(Aim of the exercise):
Output, exactly and in full, the entries that appear below.

(Web page and app entries)
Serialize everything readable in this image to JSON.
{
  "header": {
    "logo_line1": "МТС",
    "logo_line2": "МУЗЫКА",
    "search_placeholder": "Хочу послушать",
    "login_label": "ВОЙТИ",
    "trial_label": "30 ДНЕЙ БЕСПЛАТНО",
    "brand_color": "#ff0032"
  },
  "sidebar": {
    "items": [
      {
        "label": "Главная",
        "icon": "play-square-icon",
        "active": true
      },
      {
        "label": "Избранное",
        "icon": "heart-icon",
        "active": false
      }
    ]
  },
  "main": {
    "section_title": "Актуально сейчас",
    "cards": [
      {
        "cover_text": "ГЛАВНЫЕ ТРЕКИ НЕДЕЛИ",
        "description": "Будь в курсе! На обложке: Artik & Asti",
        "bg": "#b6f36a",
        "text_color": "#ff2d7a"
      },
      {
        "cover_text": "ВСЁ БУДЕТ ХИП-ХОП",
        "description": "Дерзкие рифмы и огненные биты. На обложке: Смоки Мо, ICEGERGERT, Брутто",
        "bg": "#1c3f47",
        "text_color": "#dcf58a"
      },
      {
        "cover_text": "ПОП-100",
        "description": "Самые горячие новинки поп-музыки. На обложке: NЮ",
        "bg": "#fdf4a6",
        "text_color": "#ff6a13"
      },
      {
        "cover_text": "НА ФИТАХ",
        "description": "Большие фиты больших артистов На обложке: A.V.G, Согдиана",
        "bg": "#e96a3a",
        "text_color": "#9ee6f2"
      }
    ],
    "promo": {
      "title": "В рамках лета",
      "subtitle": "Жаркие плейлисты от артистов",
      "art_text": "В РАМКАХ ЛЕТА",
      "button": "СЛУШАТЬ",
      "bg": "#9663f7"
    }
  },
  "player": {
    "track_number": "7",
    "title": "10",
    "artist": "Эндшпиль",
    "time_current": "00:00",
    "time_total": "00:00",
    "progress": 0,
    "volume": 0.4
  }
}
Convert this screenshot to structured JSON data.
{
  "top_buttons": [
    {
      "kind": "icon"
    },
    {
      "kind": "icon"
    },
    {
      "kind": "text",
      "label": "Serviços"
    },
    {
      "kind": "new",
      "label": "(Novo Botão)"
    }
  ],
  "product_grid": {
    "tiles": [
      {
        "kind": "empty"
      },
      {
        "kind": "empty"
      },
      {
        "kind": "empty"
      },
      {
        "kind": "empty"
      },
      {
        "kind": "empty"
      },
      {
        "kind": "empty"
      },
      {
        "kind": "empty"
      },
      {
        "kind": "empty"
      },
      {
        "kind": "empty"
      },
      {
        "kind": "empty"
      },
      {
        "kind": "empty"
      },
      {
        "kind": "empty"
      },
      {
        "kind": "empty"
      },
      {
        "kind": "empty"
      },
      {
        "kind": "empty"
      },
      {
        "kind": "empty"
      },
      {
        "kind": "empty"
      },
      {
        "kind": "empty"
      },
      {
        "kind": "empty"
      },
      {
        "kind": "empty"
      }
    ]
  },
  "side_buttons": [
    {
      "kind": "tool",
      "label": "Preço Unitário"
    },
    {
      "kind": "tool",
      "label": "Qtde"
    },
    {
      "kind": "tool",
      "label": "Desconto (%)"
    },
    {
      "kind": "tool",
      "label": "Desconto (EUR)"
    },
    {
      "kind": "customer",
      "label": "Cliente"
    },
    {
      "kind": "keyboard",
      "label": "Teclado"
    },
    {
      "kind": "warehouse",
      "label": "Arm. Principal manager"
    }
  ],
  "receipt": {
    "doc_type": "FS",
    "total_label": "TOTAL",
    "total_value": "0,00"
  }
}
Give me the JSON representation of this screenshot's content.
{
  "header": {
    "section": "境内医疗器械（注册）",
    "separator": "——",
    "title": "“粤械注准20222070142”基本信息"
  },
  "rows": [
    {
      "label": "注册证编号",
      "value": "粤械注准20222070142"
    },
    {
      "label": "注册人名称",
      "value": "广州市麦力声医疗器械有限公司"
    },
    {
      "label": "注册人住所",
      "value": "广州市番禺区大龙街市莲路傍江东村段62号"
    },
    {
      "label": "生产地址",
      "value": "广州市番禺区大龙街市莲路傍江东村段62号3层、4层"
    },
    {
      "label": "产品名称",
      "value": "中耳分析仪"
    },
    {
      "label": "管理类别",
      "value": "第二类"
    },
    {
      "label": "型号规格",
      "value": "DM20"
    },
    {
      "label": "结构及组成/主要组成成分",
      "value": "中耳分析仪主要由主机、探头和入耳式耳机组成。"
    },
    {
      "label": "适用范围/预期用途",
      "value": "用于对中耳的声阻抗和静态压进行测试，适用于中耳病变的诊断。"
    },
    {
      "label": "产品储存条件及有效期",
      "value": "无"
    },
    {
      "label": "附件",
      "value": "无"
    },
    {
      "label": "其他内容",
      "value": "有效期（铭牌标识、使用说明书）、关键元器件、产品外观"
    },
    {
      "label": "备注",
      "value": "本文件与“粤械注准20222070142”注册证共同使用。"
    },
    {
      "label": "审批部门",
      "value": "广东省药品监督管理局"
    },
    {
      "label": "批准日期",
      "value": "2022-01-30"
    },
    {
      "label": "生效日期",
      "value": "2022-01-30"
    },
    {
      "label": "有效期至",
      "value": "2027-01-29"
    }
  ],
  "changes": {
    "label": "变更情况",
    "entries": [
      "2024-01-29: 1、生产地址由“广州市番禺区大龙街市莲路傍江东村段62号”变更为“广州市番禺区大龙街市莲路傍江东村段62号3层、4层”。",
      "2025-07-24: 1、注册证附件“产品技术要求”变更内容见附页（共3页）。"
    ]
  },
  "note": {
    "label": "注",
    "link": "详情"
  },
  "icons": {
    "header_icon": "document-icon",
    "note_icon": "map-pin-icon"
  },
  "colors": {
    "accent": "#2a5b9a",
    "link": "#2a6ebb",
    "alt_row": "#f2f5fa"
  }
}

(Expected answer):
Serialize everything readable in this image to JSON.
{
  "header": {
    "logo_line1": "МТС",
    "logo_line2": "МУЗЫКА",
    "search_placeholder": "Хочу послушать",
    "login_label": "ВОЙТИ",
    "trial_label": "30 ДНЕЙ БЕСПЛАТНО",
    "brand_color": "#ff0032"
  },
  "sidebar": {
    "items": [
      {
        "label": "Главная",
        "icon": "play-square-icon",
        "active": true
      },
      {
        "label": "Избранное",
        "icon": "heart-icon",
        "active": false
      }
    ]
  },
  "main": {
    "section_title": "Актуально сейчас",
    "cards": [
      {
        "cover_text": "ГЛАВНЫЕ ТРЕКИ НЕДЕЛИ",
        "description": "Будь в курсе! На обложке: Artik & Asti",
        "bg": "#b6f36a",
        "text_color": "#ff2d7a"
      },
      {
        "cover_text": "ВСЁ БУДЕТ ХИП-ХОП",
        "description": "Дерзкие рифмы и огненные биты. На обложке: Смоки Мо, ICEGERGERT, Брутто",
        "bg": "#1c3f47",
        "text_color": "#dcf58a"
      },
      {
        "cover_text": "ПОП-100",
        "description": "Самые горячие новинки поп-музыки. На обложке: NЮ",
        "bg": "#fdf4a6",
        "text_color": "#ff6a13"
      },
      {
        "cover_text": "НА ФИТАХ",
        "description": "Большие фиты больших артистов На обложке: A.V.G, Согдиана",
        "bg": "#e96a3a",
        "text_color": "#9ee6f2"
      }
    ],
    "promo": {
      "title": "В рамках лета",
      "subtitle": "Жаркие плейлисты от артистов",
      "art_text": "В РАМКАХ ЛЕТА",
      "button": "СЛУШАТЬ",
      "bg": "#9663f7"
    }
  },
  "player": {
    "track_number": "7",
    "title": "10",
    "artist": "Эндшпиль",
    "time_current": "00:00",
    "time_total": "00:00",
    "progress": 0,
    "volume": 0.4
  }
}
Convert this screenshot to structured JSON data.
{
  "top_buttons": [
    {
      "kind": "icon"
    },
    {
      "kind": "icon"
    },
    {
      "kind": "text",
      "label": "Serviços"
    },
    {
      "kind": "new",
      "label": "(Novo Botão)"
    }
  ],
  "product_grid": {
    "tiles": [
      {
        "kind": "empty"
      },
      {
        "kind": "empty"
      },
      {
        "kind": "empty"
      },
      {
        "kind": "empty"
      },
      {
        "kind": "empty"
      },
      {
        "kind": "empty"
      },
      {
        "kind": "empty"
      },
      {
        "kind": "empty"
      },
      {
        "kind": "empty"
      },
      {
        "kind": "empty"
      },
      {
        "kind": "empty"
      },
      {
        "kind": "empty"
      },
      {
        "kind": "empty"
      },
      {
        "kind": "empty"
      },
      {
        "kind": "empty"
      },
      {
        "kind": "empty"
      },
      {
        "kind": "empty"
      },
      {
        "kind": "empty"
      },
      {
        "kind": "empty"
      },
      {
        "kind": "empty"
      }
    ]
  },
  "side_buttons": [
    {
      "kind": "tool",
      "label": "Preço Unitário"
    },
    {
      "kind": "tool",
      "label": "Qtde"
    },
    {
      "kind": "tool",
      "label": "Desconto (%)"
    },
    {
      "kind": "tool",
      "label": "Desconto (EUR)"
    },
    {
      "kind": "customer",
      "label": "Cliente"
    },
    {
      "kind": "keyboard",
      "label": "Teclado"
    },
    {
      "kind": "warehouse",
      "label": "Arm. Principal manager"
    }
  ],
  "receipt": {
    "doc_type": "FS",
    "total_label": "TOTAL",
    "total_value": "0,00"
  }
}
Give me the JSON representation of this screenshot's content.
{
  "header": {
    "section": "境内医疗器械（注册）",
    "separator": "——",
    "title": "“粤械注准20222070142”基本信息"
  },
  "rows": [
    {
      "label": "注册证编号",
      "value": "粤械注准20222070142"
    },
    {
      "label": "注册人名称",
      "value": "广州市麦力声医疗器械有限公司"
    },
    {
      "label": "注册人住所",
      "value": "广州市番禺区大龙街市莲路傍江东村段62号"
    },
    {
      "label": "生产地址",
      "value": "广州市番禺区大龙街市莲路傍江东村段62号3层、4层"
    },
    {
      "label": "产品名称",
      "value": "中耳分析仪"
    },
    {
      "label": "管理类别",
      "value": "第二类"
    },
    {
      "label": "型号规格",
      "value": "DM20"
    },
    {
      "label": "结构及组成/主要组成成分",
      "value": "中耳分析仪主要由主机、探头和入耳式耳机组成。"
    },
    {
      "label": "适用范围/预期用途",
      "value": "用于对中耳的声阻抗和静态压进行测试，适用于中耳病变的诊断。"
    },
    {
      "label": "产品储存条件及有效期",
      "value": "无"
    },
    {
      "label": "附件",
      "value": "无"
    },
    {
      "label": "其他内容",
      "value": "有效期（铭牌标识、使用说明书）、关键元器件、产品外观"
    },
    {
      "label": "备注",
      "value": "本文件与“粤械注准20222070142”注册证共同使用。"
    },
    {
      "label": "审批部门",
      "value": "广东省药品监督管理局"
    },
    {
      "label": "批准日期",
      "value": "2022-01-30"
    },
    {
      "label": "生效日期",
      "value": "2022-01-30"
    },
    {
      "label": "有效期至",
      "value": "2027-01-29"
    }
  ],
  "changes": {
    "label": "变更情况",
    "entries": [
      "2024-01-29: 1、生产地址由“广州市番禺区大龙街市莲路傍江东村段62号”变更为“广州市番禺区大龙街市莲路傍江东村段62号3层、4层”。",
      "2025-07-24: 1、注册证附件“产品技术要求”变更内容见附页（共3页）。"
    ]
  },
  "note": {
    "label": "注",
    "link": "详情"
  },
  "icons": {
    "header_icon": "document-icon",
    "note_icon": "map-pin-icon"
  },
  "colors": {
    "accent": "#2a5b9a",
    "link": "#2a6ebb",
    "alt_row": "#f2f5fa"
  }
}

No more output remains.